__EXERCISE__.
Nothing but the records, copied exactly and stripped of pictures, should be in the answer.

RECORDED INFORMATION Start Marker

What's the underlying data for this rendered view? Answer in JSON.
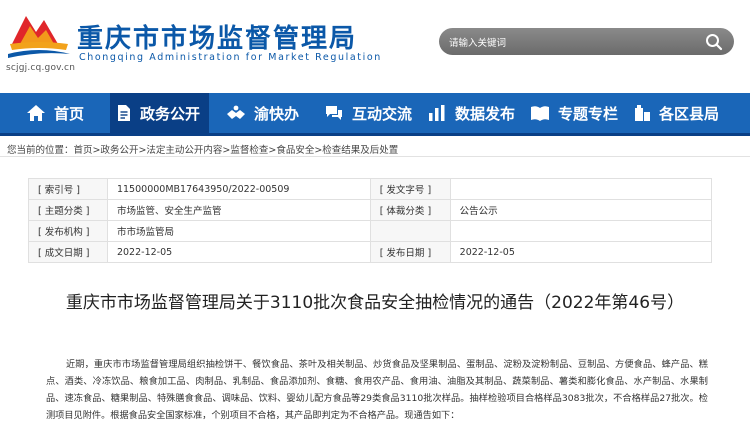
{
  "header": {
    "title": "重庆市市场监督管理局",
    "subtitle": "Chongqing Administration for Market Regulation",
    "domain": "scjgj.cq.gov.cn",
    "search_placeholder": "请输入关键词"
  },
  "nav": {
    "items": [
      {
        "label": "首页",
        "icon": "home-icon"
      },
      {
        "label": "政务公开",
        "icon": "document-icon",
        "active": true
      },
      {
        "label": "渝快办",
        "icon": "hands-icon"
      },
      {
        "label": "互动交流",
        "icon": "chat-icon"
      },
      {
        "label": "数据发布",
        "icon": "bar-chart-icon"
      },
      {
        "label": "专题专栏",
        "icon": "book-icon"
      },
      {
        "label": "各区县局",
        "icon": "building-icon"
      }
    ]
  },
  "breadcrumb": "您当前的位置：首页>政务公开>法定主动公开内容>监督检查>食品安全>检查结果及后处置",
  "meta": {
    "labels": {
      "index_no": "[ 索引号 ]",
      "doc_no": "[ 发文字号 ]",
      "theme": "[ 主题分类 ]",
      "genre": "[ 体裁分类 ]",
      "issuer": "[ 发布机构 ]",
      "created": "[ 成文日期 ]",
      "published": "[ 发布日期 ]"
    },
    "values": {
      "index_no": "11500000MB17643950/2022-00509",
      "doc_no": "",
      "theme": "市场监管、安全生产监管",
      "genre": "公告公示",
      "issuer": "市市场监管局",
      "created": "2022-12-05",
      "published": "2022-12-05"
    }
  },
  "article": {
    "title": "重庆市市场监督管理局关于3110批次食品安全抽检情况的通告（2022年第46号）",
    "paragraph": "近期，重庆市市场监督管理局组织抽检饼干、餐饮食品、茶叶及相关制品、炒货食品及坚果制品、蛋制品、淀粉及淀粉制品、豆制品、方便食品、蜂产品、糕点、酒类、冷冻饮品、粮食加工品、肉制品、乳制品、食品添加剂、食糖、食用农产品、食用油、油脂及其制品、蔬菜制品、薯类和膨化食品、水产制品、水果制品、速冻食品、糖果制品、特殊膳食食品、调味品、饮料、婴幼儿配方食品等29类食品3110批次样品。抽样检验项目合格样品3083批次，不合格样品27批次。检测项目见附件。根据食品安全国家标准，个别项目不合格，其产品即判定为不合格产品。现通告如下："
  },
  "colors": {
    "brand_blue": "#0b58a8",
    "nav_blue": "#1a66b8",
    "nav_active": "#0a3f86",
    "logo_red": "#e0262a",
    "logo_orange": "#f29a1b"
  }
}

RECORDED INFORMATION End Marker

__ANSWER SECTION__.
What's the underlying data for this rendered view? Answer in JSON.
{
  "header": {
    "title": "重庆市市场监督管理局",
    "subtitle": "Chongqing Administration for Market Regulation",
    "domain": "scjgj.cq.gov.cn",
    "search_placeholder": "请输入关键词"
  },
  "nav": {
    "items": [
      {
        "label": "首页",
        "icon": "home-icon"
      },
      {
        "label": "政务公开",
        "icon": "document-icon",
        "active": true
      },
      {
        "label": "渝快办",
        "icon": "hands-icon"
      },
      {
        "label": "互动交流",
        "icon": "chat-icon"
      },
      {
        "label": "数据发布",
        "icon": "bar-chart-icon"
      },
      {
        "label": "专题专栏",
        "icon": "book-icon"
      },
      {
        "label": "各区县局",
        "icon": "building-icon"
      }
    ]
  },
  "breadcrumb": "您当前的位置：首页>政务公开>法定主动公开内容>监督检查>食品安全>检查结果及后处置",
  "meta": {
    "labels": {
      "index_no": "[ 索引号 ]",
      "doc_no": "[ 发文字号 ]",
      "theme": "[ 主题分类 ]",
      "genre": "[ 体裁分类 ]",
      "issuer": "[ 发布机构 ]",
      "created": "[ 成文日期 ]",
      "published": "[ 发布日期 ]"
    },
    "values": {
      "index_no": "11500000MB17643950/2022-00509",
      "doc_no": "",
      "theme": "市场监管、安全生产监管",
      "genre": "公告公示",
      "issuer": "市市场监管局",
      "created": "2022-12-05",
      "published": "2022-12-05"
    }
  },
  "article": {
    "title": "重庆市市场监督管理局关于3110批次食品安全抽检情况的通告（2022年第46号）",
    "paragraph": "近期，重庆市市场监督管理局组织抽检饼干、餐饮食品、茶叶及相关制品、炒货食品及坚果制品、蛋制品、淀粉及淀粉制品、豆制品、方便食品、蜂产品、糕点、酒类、冷冻饮品、粮食加工品、肉制品、乳制品、食品添加剂、食糖、食用农产品、食用油、油脂及其制品、蔬菜制品、薯类和膨化食品、水产制品、水果制品、速冻食品、糖果制品、特殊膳食食品、调味品、饮料、婴幼儿配方食品等29类食品3110批次样品。抽样检验项目合格样品3083批次，不合格样品27批次。检测项目见附件。根据食品安全国家标准，个别项目不合格，其产品即判定为不合格产品。现通告如下："
  },
  "colors": {
    "brand_blue": "#0b58a8",
    "nav_blue": "#1a66b8",
    "nav_active": "#0a3f86",
    "logo_red": "#e0262a",
    "logo_orange": "#f29a1b"
  }
}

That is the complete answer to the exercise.